Every store goes through a stage where there is just not enough room to store everything anymore. Moving to a new facility may cost too much, ruling out expansion in the process, too. Still, there are some things that you can do for the time being.
Storage density – The store is effectively ―full‖ when the storage density reaches 85 percent. This means that you have 85 percent of the available storage locations occupied. Anything above 85 percent and you have no locations available for new arrivals. This is usually obvious when you see pallets located in the aisles or blocking the receiving and shipping areas.
Reduce SKU quantities – Stores very get often overloaded with too many pallets of the same SKU. Very often, an overzealous purchasing agent will get a ―deal‖ on certain products by buying in quantity. If this quantity turns out to be a six-month supply, the store can become clogged with too much inventory. One should work out a program where these products can be delivered in stages, to reduce the impact on your facility.
Obsolete inventory – Inventory that has not turned over in a reasonable period of time causes one of the biggest problems to a facility that has been in operation for several years. Run a velocity report to see how often each SKU is picked in a year. If the report comes back with a lot of single digit SKUs, you have a problem. This is ―dead inventory‖ occupying valuable storage space. Businesses often do not want to take the write-off on this inventory so it becomes the store manager‘s problem. One should check to see if some of these items can be returned to vendors, sold on ―offer‖, given to charity, or, if all else fails, scrapped.
Re-Slot storage locations – In many operations, order picking takes place directly from the storage location. This can cause ―honeycombing‖ in your storage area. You may have many locations that have been picked down to the point where the remaining product only occupies 10 percent of the space available. If you can create smaller storage locations you can re-slot, or move these products and free up some valuable storage space.
Seasonal variations – Some businesses have a ―lumpy‖ sales cycle that requires high inventory levels for short periods of the year. Stores are often designed for an average inventory level so these high-volume periods can be very painful. Instead of designing a store to accommodate these peaks, it may make more sense to contract some outside storage to help smooth out the ―lumps‖.
Utilize your cube – To maximize the use of a store you need to ―maximize your cube‖. You need to take advantage of all of the vertical space that available. With a conventional fire protection system you can stack products up to 18‖ below the fire sprinkler heads. In an ESFR (Early Suppression, Fast Response) system this distance is 36‖. You may need to reconfigure your existing storage system to take advantage of this space but it could be worth the effort. Create more storage space – The space within a typical receiving area and shipping area is usually not well utilized. It is always possible to add storage locations above the dock doors that do not interfere with receiving or shipping.

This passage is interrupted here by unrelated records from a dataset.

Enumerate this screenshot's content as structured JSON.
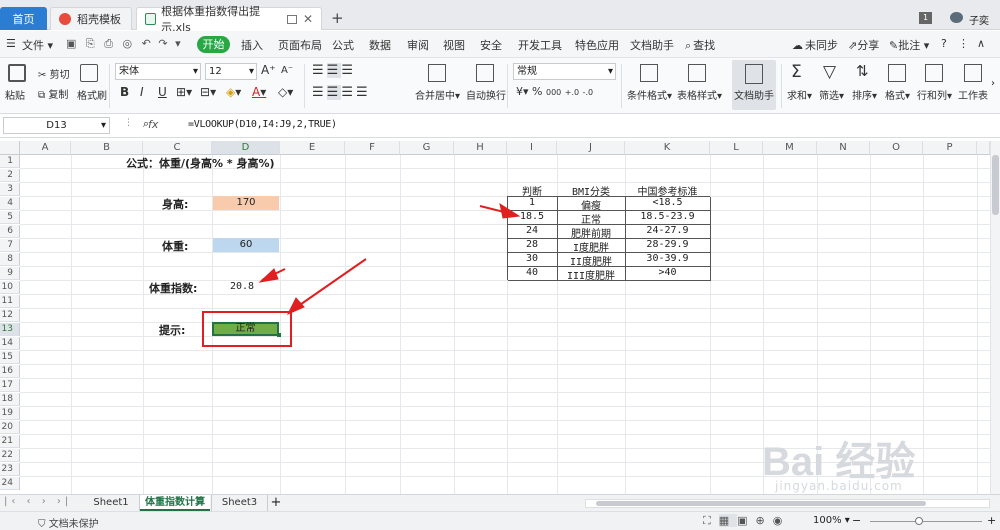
{
  "tabs": {
    "home": "首页",
    "template": "稻壳模板",
    "document": "根据体重指数得出提示.xls",
    "add": "+"
  },
  "account": {
    "badge": "1",
    "user": "子奕"
  },
  "menu": {
    "file": "文件",
    "start": "开始",
    "items": [
      "插入",
      "页面布局",
      "公式",
      "数据",
      "审阅",
      "视图",
      "安全",
      "开发工具",
      "特色应用",
      "文档助手"
    ],
    "search": "查找",
    "sync": "未同步",
    "share": "分享",
    "comment": "批注",
    "help": "?"
  },
  "ribbon": {
    "paste": "粘贴",
    "cut": "剪切",
    "copy": "复制",
    "format_painter": "格式刷",
    "font_name": "宋体",
    "font_size": "12",
    "bold": "B",
    "italic": "I",
    "underline": "U",
    "merge": "合并居中",
    "wrap": "自动换行",
    "number_format": "常规",
    "cond_format": "条件格式",
    "table_style": "表格样式",
    "doc_helper": "文档助手",
    "sum": "求和",
    "filter": "筛选",
    "sort": "排序",
    "format": "格式",
    "rows_cols": "行和列",
    "worksheet": "工作表"
  },
  "formula_bar": {
    "name_box": "D13",
    "fx": "fx",
    "formula": "=VLOOKUP(D10,I4:J9,2,TRUE)"
  },
  "columns": [
    "A",
    "B",
    "C",
    "D",
    "E",
    "F",
    "G",
    "H",
    "I",
    "J",
    "K",
    "L",
    "M",
    "N",
    "O",
    "P"
  ],
  "rows": [
    "1",
    "2",
    "3",
    "4",
    "5",
    "6",
    "7",
    "8",
    "9",
    "10",
    "11",
    "12",
    "13",
    "14",
    "15",
    "16",
    "17",
    "18",
    "19",
    "20",
    "21",
    "22",
    "23",
    "24"
  ],
  "sheet": {
    "formula_title": "公式：体重/(身高% * 身高%)",
    "height_label": "身高:",
    "height_value": "170",
    "weight_label": "体重:",
    "weight_value": "60",
    "bmi_label": "体重指数:",
    "bmi_value": "20.8",
    "hint_label": "提示:",
    "hint_value": "正常",
    "table_header": [
      "判断",
      "BMI分类",
      "中国参考标准"
    ],
    "table_rows": [
      [
        "1",
        "偏瘦",
        "<18.5"
      ],
      [
        "18.5",
        "正常",
        "18.5-23.9"
      ],
      [
        "24",
        "肥胖前期",
        "24-27.9"
      ],
      [
        "28",
        "I度肥胖",
        "28-29.9"
      ],
      [
        "30",
        "II度肥胖",
        "30-39.9"
      ],
      [
        "40",
        "III度肥胖",
        ">40"
      ]
    ]
  },
  "colors": {
    "height_fill": "#f8cbad",
    "weight_fill": "#bdd7ee",
    "hint_fill": "#70ad47",
    "annotation": "#e02020",
    "accent": "#2b7cd3"
  },
  "sheet_tabs": [
    "Sheet1",
    "体重指数计算",
    "Sheet3"
  ],
  "status": {
    "protect": "文档未保护",
    "zoom": "100%"
  },
  "watermark": {
    "text": "Bai 经验",
    "url": "jingyan.baidu.com"
  }
}
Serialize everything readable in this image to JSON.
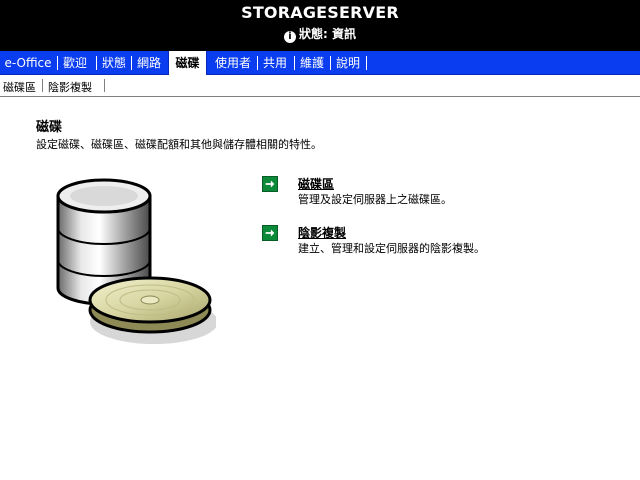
{
  "header": {
    "server_name": "STORAGESERVER",
    "status_label": "狀態:",
    "status_value": "資訊",
    "status_icon": "info-icon"
  },
  "tabs": [
    {
      "label": "e-Office"
    },
    {
      "label": "歡迎"
    },
    {
      "label": "狀態"
    },
    {
      "label": "網路"
    },
    {
      "label": "磁碟",
      "active": true
    },
    {
      "label": "使用者"
    },
    {
      "label": "共用"
    },
    {
      "label": "維護"
    },
    {
      "label": "說明"
    }
  ],
  "subnav": [
    {
      "label": "磁碟區"
    },
    {
      "label": "陰影複製"
    }
  ],
  "page": {
    "title": "磁碟",
    "description": "設定磁碟、磁碟區、磁碟配額和其他與儲存體相關的特性。"
  },
  "links": [
    {
      "title": "磁碟區",
      "description": "管理及設定伺服器上之磁碟區。",
      "icon": "green-arrow-icon"
    },
    {
      "title": "陰影複製",
      "description": "建立、管理和設定伺服器的陰影複製。",
      "icon": "green-arrow-icon"
    }
  ],
  "colors": {
    "tabbar": "#0a3cf0",
    "header": "#000000",
    "arrow_icon": "#0b8a3a"
  }
}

If your operation has long rows of pallet racking with fork truck cross aisles in the middle of the rows, consider creating tunnel aisles by adding storage locations above the cross aisles.

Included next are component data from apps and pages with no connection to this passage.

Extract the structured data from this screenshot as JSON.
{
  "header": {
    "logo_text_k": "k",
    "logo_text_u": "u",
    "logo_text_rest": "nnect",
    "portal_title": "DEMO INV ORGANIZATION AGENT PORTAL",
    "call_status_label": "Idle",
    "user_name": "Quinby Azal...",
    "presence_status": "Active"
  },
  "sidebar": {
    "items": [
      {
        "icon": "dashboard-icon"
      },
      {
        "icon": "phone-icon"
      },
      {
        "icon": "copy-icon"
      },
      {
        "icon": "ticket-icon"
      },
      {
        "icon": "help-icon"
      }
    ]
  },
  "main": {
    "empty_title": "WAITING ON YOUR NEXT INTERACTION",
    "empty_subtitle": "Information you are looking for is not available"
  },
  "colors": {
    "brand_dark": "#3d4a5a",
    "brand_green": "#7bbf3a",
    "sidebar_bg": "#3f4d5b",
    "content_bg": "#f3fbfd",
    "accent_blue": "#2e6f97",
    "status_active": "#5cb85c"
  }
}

Decrease your aisle widths – If you have a conventional store, utilizing pallet racks for storage, you have several options for decreasing your aisle widths. If you are using counterbalanced fork trucks to store products, your aisle widths will be 12‘ to 15‘ wide. Consider using Raymond Reach Trucks that operate in a 9‘ aisle. If you already have reach trucks in your facility, consider changing to Raymond Swing-Reach Turret Trucks that only require a 6‘ aisle.
If you have a large quantity of small-sized items that are picked for customer orders, consider creating a 4‘ to 5‘ wide aisle and use an operator-up Raymond Order Picker to pick these small items.

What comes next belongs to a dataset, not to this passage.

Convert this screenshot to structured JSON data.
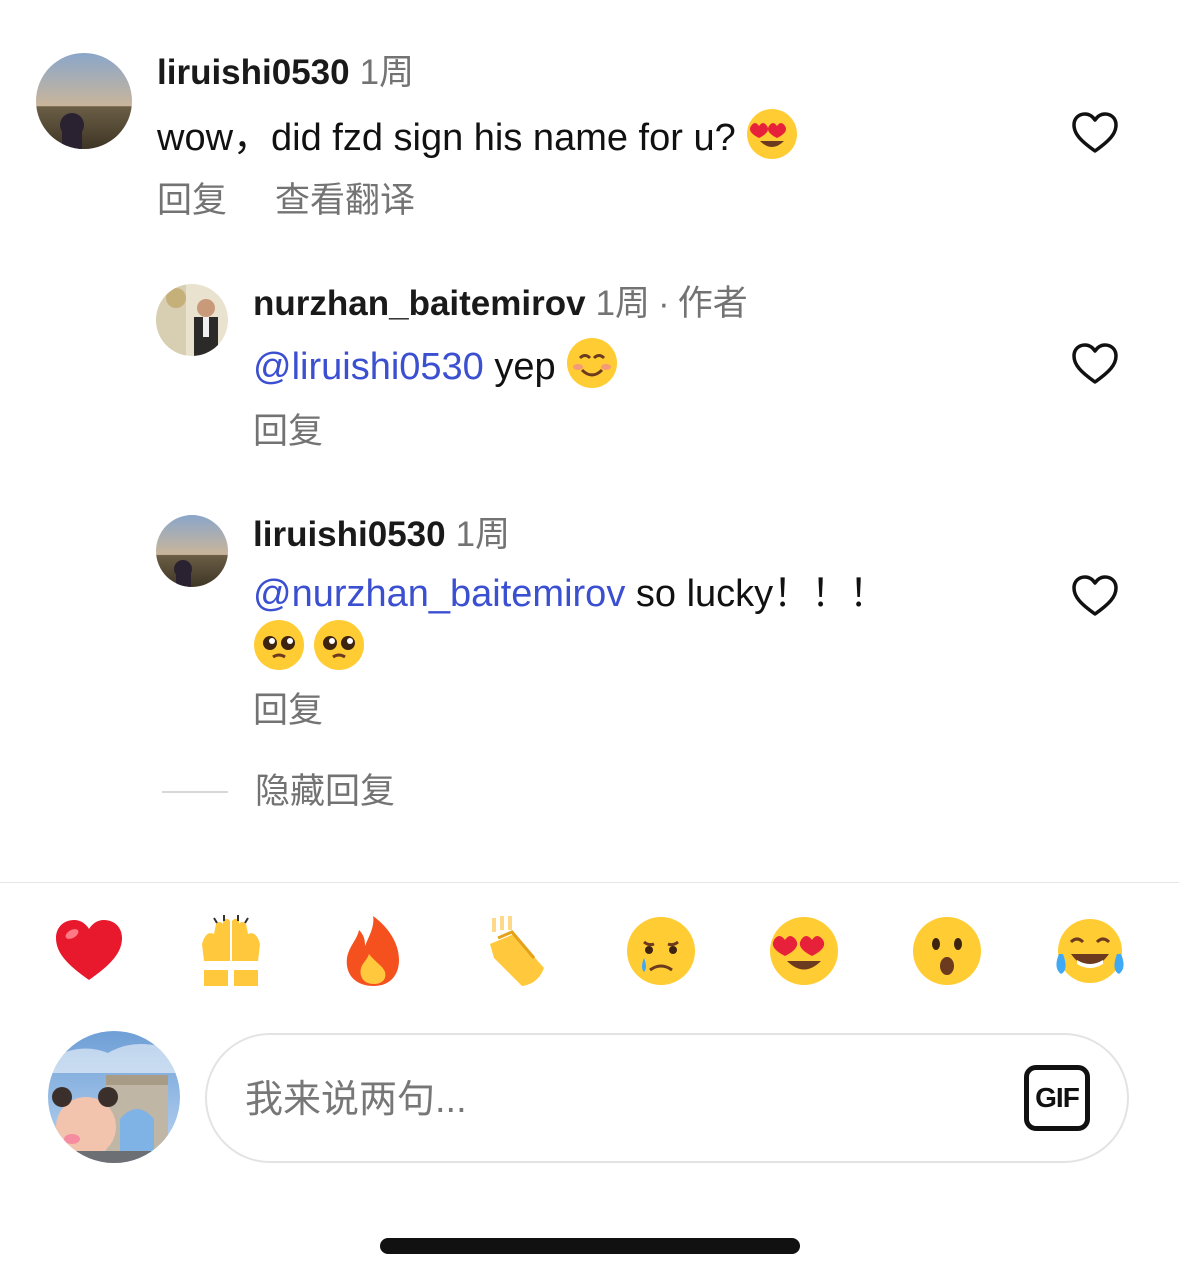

Increase your pallet storage density – There are several alternatives to selective pallet rack, including double-deep storage, push-back rack, pallet flow rack, and drive-in rack. Each of these solutions has definite advantages for storage density. They also have drawbacks when it comes to pallet selectivity, last-in first-out storage, etc. However, there are tremendous gains to be made. Double-deep storage, for example, can increase the productive use of your floor space by about 60 percent.
Warehouse space often represents 15% to 20% of the cost per order. Moving to new space is expensive and takes a lot of time. Make sure you have assigned someone responsible for your ongoing planning and warehouse space utilization analysis process.